Legislation passed by the US Congress dealing with the reorganization of the South in the aftermath of the American Civil War. The question of the treatment of the defeated Confederacy raised conflicting priorities between reconciliation with white Southerners and justice for the freed slaves. In 1866 an impasse developed between President Andrew Johnson, and the Republican majorities in Congress. In 1867 Congress passed, over the President's veto, a Reconstruction Act that divided the South into military districts, and required the calling of a new constitutional convention in each state, elected by universal manhood suffrage.
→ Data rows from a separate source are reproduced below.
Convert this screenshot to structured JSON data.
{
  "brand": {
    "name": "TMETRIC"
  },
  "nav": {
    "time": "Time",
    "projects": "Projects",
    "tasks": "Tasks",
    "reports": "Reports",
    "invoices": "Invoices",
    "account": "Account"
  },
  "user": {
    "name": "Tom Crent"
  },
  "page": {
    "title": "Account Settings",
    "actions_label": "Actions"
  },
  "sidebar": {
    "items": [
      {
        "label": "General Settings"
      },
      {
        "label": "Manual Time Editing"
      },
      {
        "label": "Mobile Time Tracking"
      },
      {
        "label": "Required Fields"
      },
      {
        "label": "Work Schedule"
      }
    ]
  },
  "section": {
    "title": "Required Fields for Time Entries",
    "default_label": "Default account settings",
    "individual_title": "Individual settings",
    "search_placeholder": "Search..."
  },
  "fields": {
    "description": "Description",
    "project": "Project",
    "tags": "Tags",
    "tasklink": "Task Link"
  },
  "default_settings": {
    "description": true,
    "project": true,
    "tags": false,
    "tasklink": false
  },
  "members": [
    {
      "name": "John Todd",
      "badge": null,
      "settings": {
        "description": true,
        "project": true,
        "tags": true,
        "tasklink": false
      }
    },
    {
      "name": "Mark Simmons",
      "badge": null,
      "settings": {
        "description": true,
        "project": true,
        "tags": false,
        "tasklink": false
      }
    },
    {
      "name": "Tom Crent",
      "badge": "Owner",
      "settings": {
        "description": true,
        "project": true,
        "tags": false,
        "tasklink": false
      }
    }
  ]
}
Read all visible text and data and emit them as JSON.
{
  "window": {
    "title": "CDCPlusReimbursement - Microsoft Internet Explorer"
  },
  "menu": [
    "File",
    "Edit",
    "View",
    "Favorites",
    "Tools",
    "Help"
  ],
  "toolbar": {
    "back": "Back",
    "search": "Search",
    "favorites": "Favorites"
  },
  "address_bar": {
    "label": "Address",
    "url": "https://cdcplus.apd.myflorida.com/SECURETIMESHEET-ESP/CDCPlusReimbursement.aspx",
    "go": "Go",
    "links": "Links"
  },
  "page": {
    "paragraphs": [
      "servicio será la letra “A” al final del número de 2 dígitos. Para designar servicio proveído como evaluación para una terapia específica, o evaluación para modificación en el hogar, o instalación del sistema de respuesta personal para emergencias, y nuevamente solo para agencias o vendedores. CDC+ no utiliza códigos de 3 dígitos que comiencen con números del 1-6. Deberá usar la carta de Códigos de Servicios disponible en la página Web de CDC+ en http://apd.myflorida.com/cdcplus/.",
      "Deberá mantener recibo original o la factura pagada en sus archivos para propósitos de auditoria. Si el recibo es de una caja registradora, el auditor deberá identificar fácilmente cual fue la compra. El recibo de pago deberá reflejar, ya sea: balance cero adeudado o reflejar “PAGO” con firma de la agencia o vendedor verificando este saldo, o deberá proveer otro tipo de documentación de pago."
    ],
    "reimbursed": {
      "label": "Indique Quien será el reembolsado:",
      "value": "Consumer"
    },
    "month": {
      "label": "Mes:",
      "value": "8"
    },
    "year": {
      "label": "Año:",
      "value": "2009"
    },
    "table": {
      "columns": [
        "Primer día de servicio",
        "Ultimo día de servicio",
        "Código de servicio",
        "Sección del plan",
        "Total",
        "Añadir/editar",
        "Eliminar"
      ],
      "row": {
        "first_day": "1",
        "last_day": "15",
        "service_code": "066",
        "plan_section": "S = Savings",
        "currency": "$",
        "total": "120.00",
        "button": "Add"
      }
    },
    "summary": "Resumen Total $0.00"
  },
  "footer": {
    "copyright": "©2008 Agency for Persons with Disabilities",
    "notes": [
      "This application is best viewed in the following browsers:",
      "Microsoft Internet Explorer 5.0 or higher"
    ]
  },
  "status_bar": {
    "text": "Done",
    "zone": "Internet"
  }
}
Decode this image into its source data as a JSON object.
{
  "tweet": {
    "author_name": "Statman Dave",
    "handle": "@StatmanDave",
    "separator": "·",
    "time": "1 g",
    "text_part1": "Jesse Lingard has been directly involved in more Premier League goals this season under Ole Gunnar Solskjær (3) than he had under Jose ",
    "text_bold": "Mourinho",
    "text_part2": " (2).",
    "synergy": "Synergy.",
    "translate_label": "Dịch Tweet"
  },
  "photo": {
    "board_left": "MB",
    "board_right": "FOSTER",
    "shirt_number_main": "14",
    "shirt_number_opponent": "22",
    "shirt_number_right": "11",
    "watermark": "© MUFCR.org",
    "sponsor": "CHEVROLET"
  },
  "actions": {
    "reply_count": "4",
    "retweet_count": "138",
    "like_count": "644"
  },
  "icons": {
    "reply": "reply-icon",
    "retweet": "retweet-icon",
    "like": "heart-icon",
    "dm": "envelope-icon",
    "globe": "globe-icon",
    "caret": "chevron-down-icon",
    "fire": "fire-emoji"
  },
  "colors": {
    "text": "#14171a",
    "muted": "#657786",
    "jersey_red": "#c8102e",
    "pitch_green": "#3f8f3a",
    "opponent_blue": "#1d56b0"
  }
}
The new state governments were to provide for black suffrage and to ratify the Fourteenth Amendment as conditions for readmittance to the Union. Further Reconstruction Acts were passed in the following 12 months to counter Southern attempts to delay or circumvent the implementation of the first measure.
Subjects: World History.